Apple's iPhone 5 was a "tsunami" that needed to be "neutralized," according to an internal email written by the former chief executive of Samsung's American phone company. In a correspondence from Dale Sohn, who was the president and CEO of Samsung Telecommunications America up until August 2013, he suggested the company set up a "counter-plan" to thwart the device, which would go on sale just three months later.
"As you know well, there will be a tsunami when iPhone 5 is coming. This will be happening sometime in September or October," Sohn warned in a message dated June 5, 2012. "According to CEO's direction, we have to set up a counter-plan to neutralize this tsunami," he added, referring to JK Shin, the head of Samsung's mobile business.
That counter plan involved a program to let people try the Galaxy S3 and Note 2 for free, with returns, as well as offer up prepaid versions of the S3. That was joined by a "PR attack plan" that would involved "pointing out iPhone 5's weaknesses," which Sohn referred to as the 4-inch screen.
Apple brought out the document in an effort to suggest that Samsung was deeply concerned about the iPhone at its very highest levels. That's part of a broader plan to undercut Samsung's argument to a California jury that it has created a series of original devices with original features. Samsung is a self-described "fast-follower," however throughout this latest patent trial between the two, Apple suggested Samsung flat-out copied features to improve its own devices. Samsung's argument referred to any such practices as "benchmarking" and competitive analysis.

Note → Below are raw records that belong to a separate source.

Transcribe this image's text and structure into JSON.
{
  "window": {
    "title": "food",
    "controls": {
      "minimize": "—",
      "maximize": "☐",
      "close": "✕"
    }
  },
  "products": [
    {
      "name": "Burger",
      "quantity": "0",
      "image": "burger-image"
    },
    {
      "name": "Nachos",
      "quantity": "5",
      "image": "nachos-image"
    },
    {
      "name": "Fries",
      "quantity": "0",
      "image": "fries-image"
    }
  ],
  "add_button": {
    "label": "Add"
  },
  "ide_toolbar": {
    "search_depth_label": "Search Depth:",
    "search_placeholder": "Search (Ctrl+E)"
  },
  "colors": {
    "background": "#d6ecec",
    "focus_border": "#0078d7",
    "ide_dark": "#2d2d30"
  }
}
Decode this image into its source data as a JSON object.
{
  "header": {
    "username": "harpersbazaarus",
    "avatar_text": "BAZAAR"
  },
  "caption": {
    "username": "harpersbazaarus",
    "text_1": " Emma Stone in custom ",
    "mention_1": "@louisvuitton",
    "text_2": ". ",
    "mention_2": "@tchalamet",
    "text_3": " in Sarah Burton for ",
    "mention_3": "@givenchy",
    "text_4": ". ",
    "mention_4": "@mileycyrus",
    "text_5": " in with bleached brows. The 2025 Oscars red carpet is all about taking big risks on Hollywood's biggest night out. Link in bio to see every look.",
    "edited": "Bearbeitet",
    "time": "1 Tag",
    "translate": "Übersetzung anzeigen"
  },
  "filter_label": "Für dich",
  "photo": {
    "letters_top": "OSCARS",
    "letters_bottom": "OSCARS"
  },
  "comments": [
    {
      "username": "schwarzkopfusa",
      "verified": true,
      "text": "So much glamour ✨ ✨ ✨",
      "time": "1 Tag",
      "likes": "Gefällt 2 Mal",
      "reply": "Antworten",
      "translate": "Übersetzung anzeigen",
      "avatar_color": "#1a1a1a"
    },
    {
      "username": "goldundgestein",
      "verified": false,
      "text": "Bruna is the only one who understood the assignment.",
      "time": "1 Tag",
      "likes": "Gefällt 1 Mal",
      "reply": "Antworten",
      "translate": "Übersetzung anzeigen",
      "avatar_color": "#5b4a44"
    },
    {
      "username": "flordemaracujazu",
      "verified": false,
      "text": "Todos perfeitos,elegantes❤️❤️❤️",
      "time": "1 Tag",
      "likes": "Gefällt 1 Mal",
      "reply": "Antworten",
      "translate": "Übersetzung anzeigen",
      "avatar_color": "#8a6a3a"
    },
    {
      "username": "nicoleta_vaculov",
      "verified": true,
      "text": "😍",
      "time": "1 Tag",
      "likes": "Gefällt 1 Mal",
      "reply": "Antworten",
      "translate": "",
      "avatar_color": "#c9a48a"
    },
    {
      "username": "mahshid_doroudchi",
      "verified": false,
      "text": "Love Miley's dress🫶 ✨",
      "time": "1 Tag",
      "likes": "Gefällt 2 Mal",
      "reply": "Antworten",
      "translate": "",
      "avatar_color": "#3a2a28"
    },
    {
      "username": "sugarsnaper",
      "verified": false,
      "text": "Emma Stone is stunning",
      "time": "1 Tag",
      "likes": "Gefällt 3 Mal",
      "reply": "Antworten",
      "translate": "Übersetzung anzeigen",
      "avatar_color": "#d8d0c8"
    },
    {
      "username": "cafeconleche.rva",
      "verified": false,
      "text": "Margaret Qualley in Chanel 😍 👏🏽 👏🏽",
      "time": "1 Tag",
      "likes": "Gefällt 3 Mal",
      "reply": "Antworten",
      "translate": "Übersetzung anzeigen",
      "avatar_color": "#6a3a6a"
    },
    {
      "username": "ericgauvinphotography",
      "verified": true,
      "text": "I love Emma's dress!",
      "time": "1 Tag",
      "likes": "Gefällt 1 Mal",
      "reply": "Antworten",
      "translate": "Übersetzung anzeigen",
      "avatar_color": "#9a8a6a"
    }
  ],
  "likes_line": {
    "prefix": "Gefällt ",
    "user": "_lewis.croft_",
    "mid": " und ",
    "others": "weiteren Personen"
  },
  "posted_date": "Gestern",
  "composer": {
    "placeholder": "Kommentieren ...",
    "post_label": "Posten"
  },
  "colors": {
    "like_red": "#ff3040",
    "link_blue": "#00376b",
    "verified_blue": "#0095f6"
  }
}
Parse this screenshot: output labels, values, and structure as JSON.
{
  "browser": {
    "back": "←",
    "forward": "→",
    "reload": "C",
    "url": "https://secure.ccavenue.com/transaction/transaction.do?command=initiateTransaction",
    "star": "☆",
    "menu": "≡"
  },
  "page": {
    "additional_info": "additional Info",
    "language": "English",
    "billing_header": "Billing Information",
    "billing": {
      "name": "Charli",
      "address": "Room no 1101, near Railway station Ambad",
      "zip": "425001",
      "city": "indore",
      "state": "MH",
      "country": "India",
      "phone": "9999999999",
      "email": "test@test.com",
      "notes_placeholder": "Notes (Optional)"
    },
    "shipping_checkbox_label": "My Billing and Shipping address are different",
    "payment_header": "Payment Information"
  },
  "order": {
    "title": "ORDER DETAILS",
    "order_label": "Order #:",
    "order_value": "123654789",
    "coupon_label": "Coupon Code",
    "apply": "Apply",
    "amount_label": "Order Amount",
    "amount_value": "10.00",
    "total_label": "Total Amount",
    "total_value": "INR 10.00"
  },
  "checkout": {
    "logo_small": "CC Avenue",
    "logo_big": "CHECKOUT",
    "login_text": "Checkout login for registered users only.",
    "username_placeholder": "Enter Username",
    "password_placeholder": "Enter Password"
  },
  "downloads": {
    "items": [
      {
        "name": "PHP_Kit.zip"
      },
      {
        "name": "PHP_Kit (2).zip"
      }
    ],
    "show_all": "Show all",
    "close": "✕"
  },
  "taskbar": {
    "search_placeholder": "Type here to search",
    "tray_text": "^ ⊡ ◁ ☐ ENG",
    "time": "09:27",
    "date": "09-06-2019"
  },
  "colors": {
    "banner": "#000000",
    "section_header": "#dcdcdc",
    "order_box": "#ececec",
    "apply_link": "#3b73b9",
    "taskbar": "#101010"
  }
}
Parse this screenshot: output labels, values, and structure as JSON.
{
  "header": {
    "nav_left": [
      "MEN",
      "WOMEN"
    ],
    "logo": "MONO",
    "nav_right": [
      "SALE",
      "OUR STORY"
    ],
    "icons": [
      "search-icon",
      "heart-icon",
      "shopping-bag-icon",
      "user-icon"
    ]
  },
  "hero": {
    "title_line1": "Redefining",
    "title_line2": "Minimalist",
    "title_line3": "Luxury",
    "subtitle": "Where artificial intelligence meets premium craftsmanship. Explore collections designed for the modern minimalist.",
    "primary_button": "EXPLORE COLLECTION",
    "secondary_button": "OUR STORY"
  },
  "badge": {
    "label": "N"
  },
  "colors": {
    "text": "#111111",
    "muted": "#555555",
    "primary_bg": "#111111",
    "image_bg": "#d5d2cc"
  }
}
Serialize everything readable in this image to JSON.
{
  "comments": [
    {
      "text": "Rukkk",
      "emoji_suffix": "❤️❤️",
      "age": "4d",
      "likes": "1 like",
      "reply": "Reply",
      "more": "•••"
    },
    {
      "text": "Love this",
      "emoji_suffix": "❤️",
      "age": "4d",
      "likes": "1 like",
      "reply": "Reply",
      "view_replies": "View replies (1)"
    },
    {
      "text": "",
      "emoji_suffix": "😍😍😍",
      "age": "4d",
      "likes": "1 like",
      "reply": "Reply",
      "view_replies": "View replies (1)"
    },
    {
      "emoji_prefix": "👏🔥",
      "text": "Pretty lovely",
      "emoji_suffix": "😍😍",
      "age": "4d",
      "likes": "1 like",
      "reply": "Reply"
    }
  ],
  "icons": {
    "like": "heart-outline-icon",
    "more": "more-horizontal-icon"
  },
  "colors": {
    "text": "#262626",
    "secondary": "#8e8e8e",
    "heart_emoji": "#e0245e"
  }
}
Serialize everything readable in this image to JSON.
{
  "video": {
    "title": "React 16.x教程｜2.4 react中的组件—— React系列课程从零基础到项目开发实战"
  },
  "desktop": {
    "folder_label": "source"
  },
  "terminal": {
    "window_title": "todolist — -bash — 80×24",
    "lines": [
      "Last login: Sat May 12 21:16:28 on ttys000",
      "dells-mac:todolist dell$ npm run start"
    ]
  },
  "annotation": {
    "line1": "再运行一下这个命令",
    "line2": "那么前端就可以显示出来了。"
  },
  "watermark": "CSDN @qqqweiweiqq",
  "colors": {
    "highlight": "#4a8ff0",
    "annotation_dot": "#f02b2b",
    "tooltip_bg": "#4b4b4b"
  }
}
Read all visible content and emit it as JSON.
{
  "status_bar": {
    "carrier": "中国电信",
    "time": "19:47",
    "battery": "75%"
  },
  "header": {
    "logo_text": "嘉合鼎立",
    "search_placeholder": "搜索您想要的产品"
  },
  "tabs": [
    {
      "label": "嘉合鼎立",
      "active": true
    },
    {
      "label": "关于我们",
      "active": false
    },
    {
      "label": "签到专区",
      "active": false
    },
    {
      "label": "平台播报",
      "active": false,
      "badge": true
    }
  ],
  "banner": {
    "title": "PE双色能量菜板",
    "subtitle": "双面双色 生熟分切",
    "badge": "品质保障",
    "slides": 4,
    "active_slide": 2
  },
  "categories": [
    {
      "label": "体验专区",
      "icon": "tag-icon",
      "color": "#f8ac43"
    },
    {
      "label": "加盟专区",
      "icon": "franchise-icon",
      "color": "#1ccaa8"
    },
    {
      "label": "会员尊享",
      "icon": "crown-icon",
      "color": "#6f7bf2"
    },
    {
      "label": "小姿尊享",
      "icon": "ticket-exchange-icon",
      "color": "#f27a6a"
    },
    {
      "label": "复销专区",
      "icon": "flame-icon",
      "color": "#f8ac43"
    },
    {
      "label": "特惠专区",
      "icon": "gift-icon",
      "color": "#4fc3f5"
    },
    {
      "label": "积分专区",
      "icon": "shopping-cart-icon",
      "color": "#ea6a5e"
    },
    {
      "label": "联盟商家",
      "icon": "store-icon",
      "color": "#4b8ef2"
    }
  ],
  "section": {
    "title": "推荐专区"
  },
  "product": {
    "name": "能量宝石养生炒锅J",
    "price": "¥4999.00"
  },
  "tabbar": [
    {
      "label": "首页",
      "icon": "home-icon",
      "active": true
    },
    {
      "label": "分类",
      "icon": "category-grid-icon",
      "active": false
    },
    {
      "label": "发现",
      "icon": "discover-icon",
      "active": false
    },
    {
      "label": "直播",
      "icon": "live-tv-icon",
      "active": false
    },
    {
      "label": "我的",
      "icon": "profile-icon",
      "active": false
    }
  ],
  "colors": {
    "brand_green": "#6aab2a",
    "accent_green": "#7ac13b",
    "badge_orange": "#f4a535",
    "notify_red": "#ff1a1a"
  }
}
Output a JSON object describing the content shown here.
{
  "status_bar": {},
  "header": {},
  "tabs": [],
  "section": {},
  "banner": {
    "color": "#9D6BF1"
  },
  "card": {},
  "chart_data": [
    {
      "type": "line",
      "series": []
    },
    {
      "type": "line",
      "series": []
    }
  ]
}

The email thread came up following the testimony of Todd Pendleton, chief marketing officer of Samsung Telecommunications America, one of three arms of Samsung that have been accused of infringing on five Apple patents. Samsung had called Pendleton up to the stand in order to discuss the company's "The Next Big Thing" marketing campaign, which Samsung has argued boosted sales of its phones and had Apple writing similar internal emails about competitive concerns.
Along with the "tsunami" document, Apple brought out an earlier email from Sohn to Pendleton dated October 4th, 2011 — the same day Apple announced the iPhone 4S — suggesting the company reach out to Google to work on an ad campaign to go after Apple, but indirectly. In the message, Samsung noted it wasn't willing to flat-out target Apple, given the fact that the iPhone maker was a "large" customer:Sohn's earlier testimony primarily involved describing Samsung before and after the debut of its line of Galaxy devices, specifically its jump from being behind smartphone makers like Apple and HTC. Sohn said much of that success was due to Samsung's marketing efforts, something that was attributed to hiring Pendleton. The trial, which has been underway for two weeks, is expected to conclude after Samsung runs through the rest of its witnesses at the end of next week.